Exercise instructions
Search the listing for the word "Chef" and copy every line where it turns up.
Provided records: Begin
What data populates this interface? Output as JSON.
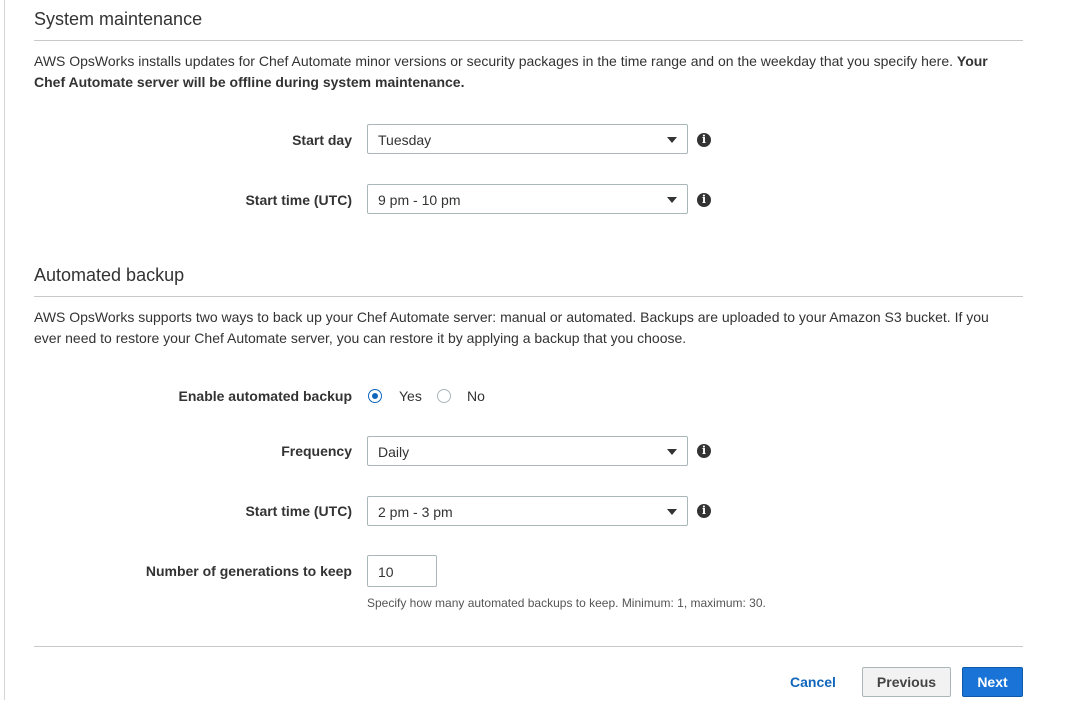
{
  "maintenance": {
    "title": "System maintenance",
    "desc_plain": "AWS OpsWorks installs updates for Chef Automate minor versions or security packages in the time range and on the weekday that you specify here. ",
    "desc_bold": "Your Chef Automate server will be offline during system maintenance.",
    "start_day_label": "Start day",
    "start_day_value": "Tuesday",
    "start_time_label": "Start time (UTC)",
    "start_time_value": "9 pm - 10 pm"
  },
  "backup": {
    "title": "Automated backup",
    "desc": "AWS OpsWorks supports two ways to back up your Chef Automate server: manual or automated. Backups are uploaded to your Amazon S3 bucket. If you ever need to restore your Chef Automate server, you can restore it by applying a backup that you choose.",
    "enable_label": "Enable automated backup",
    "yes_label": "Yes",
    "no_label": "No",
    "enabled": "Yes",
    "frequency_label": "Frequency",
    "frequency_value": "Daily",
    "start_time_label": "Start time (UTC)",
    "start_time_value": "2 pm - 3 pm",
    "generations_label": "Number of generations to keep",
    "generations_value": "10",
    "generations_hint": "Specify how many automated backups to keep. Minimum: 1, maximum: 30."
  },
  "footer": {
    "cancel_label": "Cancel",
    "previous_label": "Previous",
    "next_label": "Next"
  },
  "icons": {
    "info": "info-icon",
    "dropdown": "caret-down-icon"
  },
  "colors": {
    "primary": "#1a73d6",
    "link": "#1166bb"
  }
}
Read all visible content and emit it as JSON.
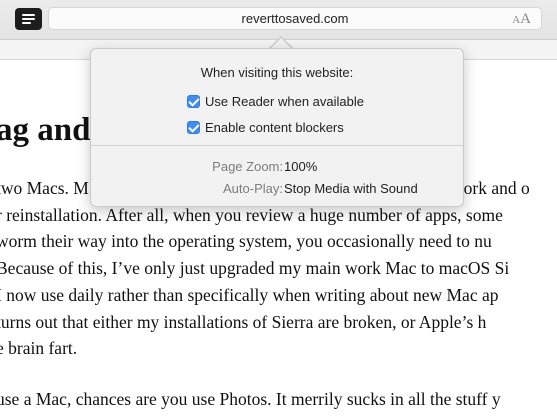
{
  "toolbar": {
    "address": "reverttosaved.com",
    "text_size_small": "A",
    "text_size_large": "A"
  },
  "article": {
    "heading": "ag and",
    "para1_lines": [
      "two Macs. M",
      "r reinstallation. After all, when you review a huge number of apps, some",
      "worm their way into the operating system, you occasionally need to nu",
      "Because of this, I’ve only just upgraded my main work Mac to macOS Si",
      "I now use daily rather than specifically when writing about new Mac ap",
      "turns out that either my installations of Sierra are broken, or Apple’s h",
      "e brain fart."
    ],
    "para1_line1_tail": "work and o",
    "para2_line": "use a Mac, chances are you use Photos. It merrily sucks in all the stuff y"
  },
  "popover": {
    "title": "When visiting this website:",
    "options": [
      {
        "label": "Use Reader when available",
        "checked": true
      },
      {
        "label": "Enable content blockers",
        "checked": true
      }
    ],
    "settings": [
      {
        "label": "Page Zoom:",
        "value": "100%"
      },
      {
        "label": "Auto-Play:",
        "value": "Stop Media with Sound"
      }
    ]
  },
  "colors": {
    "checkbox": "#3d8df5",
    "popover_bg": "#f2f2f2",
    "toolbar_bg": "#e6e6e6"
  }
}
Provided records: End
Answer to the problem
    "desc_plain": "AWS OpsWorks installs updates for Chef Automate minor versions or security packages in the time range and on the weekday that you specify here. ",
    "desc_bold": "Your Chef Automate server will be offline during system maintenance.",
    "desc": "AWS OpsWorks supports two ways to back up your Chef Automate server: manual or automated. Backups are uploaded to your Amazon S3 bucket. If you ever need to restore your Chef Automate server, you can restore it by applying a backup that you choose.",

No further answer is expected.